Even architects and designers turn to their favourite colours – versatile and universally flattering – again and again. Here’s 10 that have stood the test of time.
Lexicon from Dulux
The top choice for an all-purpose white paint. Leading designers from Thomas Hamel to Iain Halliday, Greg Natale, Anna Spiro and Parterre owner Richard Haigh, love it.
Popcorn from Porter’s Paints
Clean and calm, it’s the perfect backdrop for art with a slightly tea-stained hue. Not too warm or too cool.
Parchment for Resene
It’s fresh yet has depth, and versatility. You can have it, quarter it, or double it.
Whisper White from Dulux
The warm white of old, pre-brightened starched linen has a cult following in the paint world. A fave with big-name designers who use it in half-and-quarter strength.
Hague Blue from Farrow & Ball
If you’re thinking blue, look to this quintessential shade for a fresh, modern feel. It’s the choice of celebrity London chef Skye Gyngell’s for her kitchen cabinets.
Timeless Grey from Dulux
A cult favourite grey with designers everywhere, that goes bluer or browner depending on the light.
Cashmere from Dulux
It has replaced Hog’s Bristle as the designer’s go-to neutral. It has a tiny amount of grey and warmth to it, that moves it away from pure white. It’s in tie with another great warm driftwood grey neutral, Calf Skin from Dulux, that changes from grey to beige depending on the light.
Pitch Black from farrow & Ball
When you are ready to go dark, not just any shade will do. For a dark overhaul, this colour is the blackest of shades.
White Alpaca from Taubmans
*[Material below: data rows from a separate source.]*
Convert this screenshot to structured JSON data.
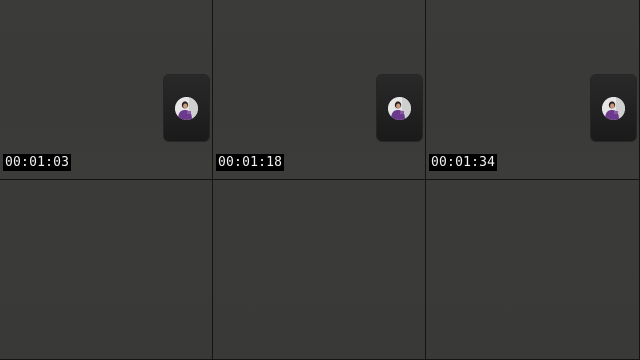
{
  "tiles": [
    {
      "timestamp": "00:01:03"
    },
    {
      "timestamp": "00:01:18"
    },
    {
      "timestamp": "00:01:34"
    }
  ],
  "icons": {
    "thumbnail": "participant-avatar"
  },
  "colors": {
    "tile_background": "#3a3a38",
    "card_background": "#222121",
    "timestamp_background": "#000000",
    "timestamp_text": "#f2f2f2",
    "avatar_clothing": "#6b3a8c"
  }
}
One of the best warm whites out there with just the right amount of grey and yellow, and no pink tones.
Twill, Basalt and Rock from Murobond
also belong on the greatest hits paint list. They are versatile, deep earthy shades that are the kind of colour used by A-list architects to paint landmark buildings like Boomerang, Old Government House and Hyde Park Barracks.
Beige Royal from Dulux, a warm neutral that top designers swear by which is neither too blue, or too icy or too yellow.